Conducted during the spring of 2008, the goal of the survey is to identify trends that point to industry strengths and what can be done to improve the industry in the future. Key trends as identified by survey respondents included strong and fundamentally sound science as demonstrated by both the variety of compounds in development and the continued strength of the licensing activity; a belief that New Jersey has the scientific talent needed to commercialize and manage current research and development projects; and that companies expect to continue to hire more employees.

The survey results show that 86 percent of those surveyed said they expected to hire an additional 20 people within the next 12 months. In 2005, 86 percent of responding companies reported that they expected to hire 13 additional employees over a 12-month period.

The number of New Jersey’s biotechnology and life sciences companies is growing rapidly with the number of start-up, small, mid-size and fully integrated companies tripling in the past decade.

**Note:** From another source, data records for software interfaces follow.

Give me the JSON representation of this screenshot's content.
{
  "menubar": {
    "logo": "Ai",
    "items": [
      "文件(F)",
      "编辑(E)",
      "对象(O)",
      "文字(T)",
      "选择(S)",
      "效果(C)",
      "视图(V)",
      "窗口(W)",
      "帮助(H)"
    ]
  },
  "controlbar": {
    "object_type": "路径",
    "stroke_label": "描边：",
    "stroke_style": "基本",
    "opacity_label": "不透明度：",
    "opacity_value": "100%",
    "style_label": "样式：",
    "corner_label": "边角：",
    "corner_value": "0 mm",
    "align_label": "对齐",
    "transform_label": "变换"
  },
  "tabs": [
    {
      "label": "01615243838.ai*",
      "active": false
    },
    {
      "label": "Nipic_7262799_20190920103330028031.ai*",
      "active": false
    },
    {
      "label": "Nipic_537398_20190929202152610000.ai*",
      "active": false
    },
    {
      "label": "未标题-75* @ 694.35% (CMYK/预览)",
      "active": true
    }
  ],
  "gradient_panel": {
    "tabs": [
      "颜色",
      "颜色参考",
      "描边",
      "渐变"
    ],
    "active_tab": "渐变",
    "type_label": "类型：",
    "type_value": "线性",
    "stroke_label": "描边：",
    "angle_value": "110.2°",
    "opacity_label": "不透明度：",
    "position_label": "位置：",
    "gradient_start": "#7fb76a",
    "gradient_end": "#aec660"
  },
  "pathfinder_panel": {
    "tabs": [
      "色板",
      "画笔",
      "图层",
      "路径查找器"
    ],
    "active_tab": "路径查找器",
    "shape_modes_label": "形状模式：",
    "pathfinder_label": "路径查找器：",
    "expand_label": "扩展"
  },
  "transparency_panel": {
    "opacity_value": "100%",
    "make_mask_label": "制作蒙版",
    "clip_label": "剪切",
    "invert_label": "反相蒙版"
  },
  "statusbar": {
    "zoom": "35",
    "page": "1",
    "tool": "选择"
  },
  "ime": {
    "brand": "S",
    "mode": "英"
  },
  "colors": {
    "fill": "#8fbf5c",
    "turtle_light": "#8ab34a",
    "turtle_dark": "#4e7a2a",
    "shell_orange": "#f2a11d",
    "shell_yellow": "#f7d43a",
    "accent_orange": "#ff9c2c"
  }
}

“As this survey demonstrates, with each year, New Jersey’s growing bio-technology industry becomes even more important to the State’s social and economic viability,” says Angie McGuire, acting chief of the Office of Economic Growth. “Recognizing this, our Economic Growth Strategy includes a significant emphasis on attracting and helping biotechnology companies to grow and prosper, which will help New Jersey maintain its position as a leader in the life sciences.”

With the fourth largest public company cluster, New Jersey remains a “hotbed” for biotechnology. In responding to questions that look at why companies locate and remain in New Jersey, a total of 96 percent of responding companies indicated that there are sufficient managerial personnel and 88 percent believe there is sufficient scientific personnel to meet their needs.

The overwhelming majority, 74 percent, also believe that there is opportunity for strategic collaborations with academic institutions and other industry laboratories within the state. Sixty-one percent of the respondents also indicated that New Jersey State Government provides an environment that supports and promotes the industry; a measure that has increased with each survey since 2003. The response was attributed to several programs, including the Tax Credit Transfer Program that allows companies that are not making a profit to sell Net Operating Losses, a strong network of business incubators and the sufficient venture capital to support the growth of the industry. Cited VC programs included the Garden State Life Sciences Venture Fund, which was proposed to the state government by BioNJ.

As the biotech industry evolves, mergers and acquisitions (M&A) are gaining more prominence.

Celgene’s $2.7 billion acquisition of oncology-focused Pharmion Corporation was the third largest biotech M&A transaction announced in 2007. Also representing New Jersey was Ikaria’s $670- million acquisition of INO Therapeutics, Glaxo SmithKline’s $1.65- billion acquisition of Reliant Pharmaceuticals, Reckitt Benckiser’s $2.2-billion acquisition of Adams Respiratory Therapeutics and the $370-million acquisition of Esprit Pharma by Allergan, Inc.

According to Keith Brownlie, Life Science Partner at Ernst & Young, “The convergence of the biotech and pharmaceutical industries will continue unabated in 2008 and beyond. The majority of the M&A activities will occur between pharmaceutical/large biotech companies and innovative emerging companies that have broadly exploitable platform technologies or with biotech companies that have achieved clinical proof of concept of a product candidate. This will be a boon for New Jersey’s biotechnology industry.”